40. (COETZEE, J.M.). Staffrider. Braamfontein: Ravan Press, 1978. Advance or trial copy of Volume 1, No. 1 of Staffrider, a South African literary journal dedicated to being a popular outlet for writing by and for South Africans of all races and classes, and not just the elite and educated. The title of the journal is taken from "the slang for people hanging outside or on the roof of overcrowded, racially segregated trains," Prints Coetzee's poem "Hero and Bad Mother in Epic." Possibly Coetzee's only published poem. The text block for the magazine is unopened and uncut, currently longer than the covers to which it is laid in, indicating this is an unfinished, unpublished example. This example, which has a date of March 1978 for Volume 1, No. 1, would seem to correct information currently online that the magazine started publishing in 1977. Some foxing to pictorial covers; in all a very good copy, now housed in a folding chemise and slipcase. A special copy of the first issue of an influential South African journal, dating from the apartheid era and part of the movement that eventually ended with the dismantling of apartheid.
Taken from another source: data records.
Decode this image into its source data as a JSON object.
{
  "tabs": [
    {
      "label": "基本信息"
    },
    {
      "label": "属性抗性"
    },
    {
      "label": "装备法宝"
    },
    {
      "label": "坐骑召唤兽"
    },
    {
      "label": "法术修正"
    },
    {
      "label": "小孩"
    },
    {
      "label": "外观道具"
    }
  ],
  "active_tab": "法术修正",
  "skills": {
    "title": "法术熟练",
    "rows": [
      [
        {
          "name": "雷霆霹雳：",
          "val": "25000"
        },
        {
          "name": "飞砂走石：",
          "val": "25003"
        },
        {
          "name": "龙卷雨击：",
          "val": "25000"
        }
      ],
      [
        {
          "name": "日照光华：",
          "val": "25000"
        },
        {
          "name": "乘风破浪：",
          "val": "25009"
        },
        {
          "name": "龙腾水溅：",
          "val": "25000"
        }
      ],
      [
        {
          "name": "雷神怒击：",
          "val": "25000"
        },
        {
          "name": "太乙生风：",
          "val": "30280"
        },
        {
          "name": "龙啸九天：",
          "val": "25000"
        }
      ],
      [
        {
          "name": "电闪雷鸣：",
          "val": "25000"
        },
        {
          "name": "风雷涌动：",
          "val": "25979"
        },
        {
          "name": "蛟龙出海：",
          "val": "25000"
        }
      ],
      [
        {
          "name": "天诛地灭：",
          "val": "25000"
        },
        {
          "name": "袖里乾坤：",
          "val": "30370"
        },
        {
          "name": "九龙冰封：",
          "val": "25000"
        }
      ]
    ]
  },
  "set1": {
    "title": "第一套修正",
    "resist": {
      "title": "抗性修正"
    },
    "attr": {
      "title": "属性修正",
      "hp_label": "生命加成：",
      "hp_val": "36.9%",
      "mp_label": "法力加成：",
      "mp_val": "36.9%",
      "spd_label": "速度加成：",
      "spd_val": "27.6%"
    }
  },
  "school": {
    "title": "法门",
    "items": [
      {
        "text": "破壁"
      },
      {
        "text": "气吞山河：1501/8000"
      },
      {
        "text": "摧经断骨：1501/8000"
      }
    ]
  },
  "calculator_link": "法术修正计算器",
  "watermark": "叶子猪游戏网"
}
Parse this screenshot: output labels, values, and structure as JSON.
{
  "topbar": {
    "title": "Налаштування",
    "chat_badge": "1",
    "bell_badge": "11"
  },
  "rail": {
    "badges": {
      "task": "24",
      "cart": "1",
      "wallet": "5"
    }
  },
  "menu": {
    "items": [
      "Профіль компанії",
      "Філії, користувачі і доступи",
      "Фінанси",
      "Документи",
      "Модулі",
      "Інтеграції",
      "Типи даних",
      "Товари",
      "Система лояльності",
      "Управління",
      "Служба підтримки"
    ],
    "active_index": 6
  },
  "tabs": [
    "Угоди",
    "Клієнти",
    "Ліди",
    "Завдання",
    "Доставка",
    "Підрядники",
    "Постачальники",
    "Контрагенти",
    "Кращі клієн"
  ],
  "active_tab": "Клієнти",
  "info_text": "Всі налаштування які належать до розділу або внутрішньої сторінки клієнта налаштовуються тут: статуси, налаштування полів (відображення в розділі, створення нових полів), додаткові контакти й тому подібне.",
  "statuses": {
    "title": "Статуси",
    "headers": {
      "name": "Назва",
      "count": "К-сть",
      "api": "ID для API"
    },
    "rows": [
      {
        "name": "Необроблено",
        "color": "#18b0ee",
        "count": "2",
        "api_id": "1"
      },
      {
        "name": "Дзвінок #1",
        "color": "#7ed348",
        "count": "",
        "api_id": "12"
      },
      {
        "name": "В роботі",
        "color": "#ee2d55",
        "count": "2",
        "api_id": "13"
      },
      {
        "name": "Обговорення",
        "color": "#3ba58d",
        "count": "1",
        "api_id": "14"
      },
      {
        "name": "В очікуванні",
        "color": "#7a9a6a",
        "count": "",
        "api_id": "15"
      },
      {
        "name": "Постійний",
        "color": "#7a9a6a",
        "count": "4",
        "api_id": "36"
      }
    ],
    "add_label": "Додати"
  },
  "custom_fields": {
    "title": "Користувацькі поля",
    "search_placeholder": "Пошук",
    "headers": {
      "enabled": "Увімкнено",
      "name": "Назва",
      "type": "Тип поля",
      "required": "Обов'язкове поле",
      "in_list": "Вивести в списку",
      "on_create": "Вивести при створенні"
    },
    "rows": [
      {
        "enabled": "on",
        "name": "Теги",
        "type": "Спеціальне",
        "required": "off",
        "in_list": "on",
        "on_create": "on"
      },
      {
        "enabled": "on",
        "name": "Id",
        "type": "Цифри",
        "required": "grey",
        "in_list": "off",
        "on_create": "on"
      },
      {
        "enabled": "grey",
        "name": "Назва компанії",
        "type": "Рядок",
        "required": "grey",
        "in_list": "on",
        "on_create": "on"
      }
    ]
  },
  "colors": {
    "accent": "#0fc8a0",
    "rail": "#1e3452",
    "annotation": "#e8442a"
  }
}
41. CREWS, Judson. The Southern Temper. Waco: Motive, 1946. An influential essay by this poet and critic, who was an early and longtime friend of Henry Miller and various other literary and artistic figures. Inscribed by the author in 1952 to Mary Shore, a painter and friend of Charles Olson. Near fine in stapled wrappers and a very good, dampstained dust jacket with two small holes on the rear panel.
42. CUMMINGS, E.E. Landscape with Red Tree and White Birches. 1947. Oil on canvas by Cummings, who did not title his paintings; the title given here is purely descriptive. 18" x 24". "By E.E. Cummings" written on the wood frame, apparently in another's hand. Cummings signed only a small fraction of his work, deliberately and for philosophical reasons: he believed the work should stand on its own -- and be judged on its own merits or faults -- rather than be judged by who the creator of it was. When he backed away from the New York art scene in the late 1920s and early 1930s, Cummings was backing away from what he considered to be an artistic milieu driven by personality and ego rather than by art. After his early period as an abstract artist, he focused on representational art for the rest of his life, but often -- as in this painting -- he used a palette and a style that owed much to his early influences among modern artists: Cezanne, Matisse, and the Fauvists. One tack missing from the top of the stretched canvas; else fine.